Like in The Doctor’s reality, Stahlmann had already been infected by the Primoids, with one hand bandaged to conceal the injury and the mutation that was already changing his physiology, but The Doctor soon realised that he had more serious problems as the drilling project continued, penetrating Earth’s crust and reaching the gas pocket. Not only did this result in a massive release of the slime – mutating most of the remaining staff on the base, including Stahlmann and the counterpart of The Doctor’s friend and UNIT colleague Sergeant Benton -, but it also triggered serious global tremors as the gas burst from the mantle that had kept it contained for so many millennia, causing vast quantities of lava to be released that would sweep over this Earth and leave it virtually decimated.
Although it was too late for The Doctor to do anything to save the alternate Earth from being destroyed by the resulting volcanic eruptions caused by Stahlmann’s project, he was able to convince the alternate versions of his friends to divert the power of the nuclear reactor into the TARDIS console so that he could travel back to his world to prevent this disaster, arriving back before Stahlman could penetrate the Earth’s crust in The Doctor’s universe. Although his intervention was briefly delayed when the stress of the transition sent The Doctor into a coma, he regained consciousness just in time to halt Stahlman’s efforts to complete the drilling project, his initial attempt to smash the control console delaying the drilling long enough for Stahlman’s mutation into a Primoid to come full circle and the UNIT staff to kill him with fire extinguishers, providing the proof needed for the project to be halted and the shaft filled in.

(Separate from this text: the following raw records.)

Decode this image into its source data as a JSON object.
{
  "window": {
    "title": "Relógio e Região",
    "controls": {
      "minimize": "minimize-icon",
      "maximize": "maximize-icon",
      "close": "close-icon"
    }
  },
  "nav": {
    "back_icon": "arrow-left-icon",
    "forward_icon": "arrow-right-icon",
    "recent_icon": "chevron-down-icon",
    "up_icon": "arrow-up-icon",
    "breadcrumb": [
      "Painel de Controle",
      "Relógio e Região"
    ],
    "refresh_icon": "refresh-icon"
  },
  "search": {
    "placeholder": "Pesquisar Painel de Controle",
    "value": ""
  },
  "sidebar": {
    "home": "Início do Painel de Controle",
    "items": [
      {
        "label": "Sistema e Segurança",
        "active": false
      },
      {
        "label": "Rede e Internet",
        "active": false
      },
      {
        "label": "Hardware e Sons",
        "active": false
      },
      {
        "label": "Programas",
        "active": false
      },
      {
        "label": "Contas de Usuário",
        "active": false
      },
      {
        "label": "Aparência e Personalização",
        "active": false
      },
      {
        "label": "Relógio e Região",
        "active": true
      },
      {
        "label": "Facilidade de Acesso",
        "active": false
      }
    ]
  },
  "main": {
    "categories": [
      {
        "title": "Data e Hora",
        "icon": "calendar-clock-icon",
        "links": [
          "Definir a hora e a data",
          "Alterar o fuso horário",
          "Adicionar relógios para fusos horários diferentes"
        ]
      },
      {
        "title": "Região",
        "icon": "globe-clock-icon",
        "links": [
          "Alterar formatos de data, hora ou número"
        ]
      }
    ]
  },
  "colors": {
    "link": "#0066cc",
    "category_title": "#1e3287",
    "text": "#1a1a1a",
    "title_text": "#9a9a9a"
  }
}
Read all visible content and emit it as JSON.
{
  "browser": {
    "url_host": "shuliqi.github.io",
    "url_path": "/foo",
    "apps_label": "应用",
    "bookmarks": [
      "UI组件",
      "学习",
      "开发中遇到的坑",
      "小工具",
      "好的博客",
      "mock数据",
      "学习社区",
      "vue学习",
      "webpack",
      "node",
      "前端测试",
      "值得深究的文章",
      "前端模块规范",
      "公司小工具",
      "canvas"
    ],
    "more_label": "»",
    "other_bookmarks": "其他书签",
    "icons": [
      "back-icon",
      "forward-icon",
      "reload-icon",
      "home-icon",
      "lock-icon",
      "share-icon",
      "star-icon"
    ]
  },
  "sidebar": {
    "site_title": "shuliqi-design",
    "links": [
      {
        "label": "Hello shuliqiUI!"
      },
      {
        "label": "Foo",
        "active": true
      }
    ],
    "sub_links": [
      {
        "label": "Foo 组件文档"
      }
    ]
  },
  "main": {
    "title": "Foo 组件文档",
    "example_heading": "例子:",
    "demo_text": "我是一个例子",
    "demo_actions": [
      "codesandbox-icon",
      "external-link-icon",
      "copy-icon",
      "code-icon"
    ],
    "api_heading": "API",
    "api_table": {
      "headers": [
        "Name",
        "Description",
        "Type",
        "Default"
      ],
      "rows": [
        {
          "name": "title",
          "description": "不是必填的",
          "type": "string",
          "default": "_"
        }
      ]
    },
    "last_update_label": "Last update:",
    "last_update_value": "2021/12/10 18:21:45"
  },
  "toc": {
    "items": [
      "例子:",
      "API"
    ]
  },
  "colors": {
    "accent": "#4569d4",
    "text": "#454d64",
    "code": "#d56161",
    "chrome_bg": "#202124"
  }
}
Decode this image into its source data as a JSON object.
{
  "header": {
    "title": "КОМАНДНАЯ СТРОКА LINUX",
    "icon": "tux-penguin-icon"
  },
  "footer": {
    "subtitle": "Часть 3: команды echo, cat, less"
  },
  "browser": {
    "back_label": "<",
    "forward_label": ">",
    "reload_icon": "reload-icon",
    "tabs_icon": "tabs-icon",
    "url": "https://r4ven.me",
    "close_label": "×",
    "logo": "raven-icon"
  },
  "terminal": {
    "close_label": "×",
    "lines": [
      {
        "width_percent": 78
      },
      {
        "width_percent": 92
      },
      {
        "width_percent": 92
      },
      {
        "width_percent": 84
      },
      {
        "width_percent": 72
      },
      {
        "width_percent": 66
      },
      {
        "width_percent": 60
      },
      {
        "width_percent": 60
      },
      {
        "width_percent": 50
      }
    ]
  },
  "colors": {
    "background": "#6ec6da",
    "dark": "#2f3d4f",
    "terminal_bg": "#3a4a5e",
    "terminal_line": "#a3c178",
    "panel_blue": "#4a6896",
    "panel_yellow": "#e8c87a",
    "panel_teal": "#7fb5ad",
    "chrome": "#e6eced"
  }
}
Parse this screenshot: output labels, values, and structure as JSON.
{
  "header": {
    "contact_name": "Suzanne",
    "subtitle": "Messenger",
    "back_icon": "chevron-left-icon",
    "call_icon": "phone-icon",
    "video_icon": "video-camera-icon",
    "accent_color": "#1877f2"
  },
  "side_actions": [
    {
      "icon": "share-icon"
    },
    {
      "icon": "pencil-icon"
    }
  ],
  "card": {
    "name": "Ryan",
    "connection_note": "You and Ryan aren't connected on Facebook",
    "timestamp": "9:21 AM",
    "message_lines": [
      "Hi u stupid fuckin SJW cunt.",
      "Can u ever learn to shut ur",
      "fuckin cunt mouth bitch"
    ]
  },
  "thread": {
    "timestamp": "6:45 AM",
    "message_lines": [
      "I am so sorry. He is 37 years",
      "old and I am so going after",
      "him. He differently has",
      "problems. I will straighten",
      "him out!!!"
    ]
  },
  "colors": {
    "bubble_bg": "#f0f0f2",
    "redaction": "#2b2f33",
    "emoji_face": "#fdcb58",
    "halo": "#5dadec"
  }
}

The Doctor’s colleagues at UNIT once found themselves dealing with an invasion from the world that the Doctor had visited where they were forced to rely on the Master for aid while The Doctor was absent (“The Curse of Peladon”), UNIT learning that the other world had been virtually decimated by the resulting fires with only a relative few survivors having escaped due to them being hidden in underground bunkers or stationed on a lunar base (“The Face of the Enemy”).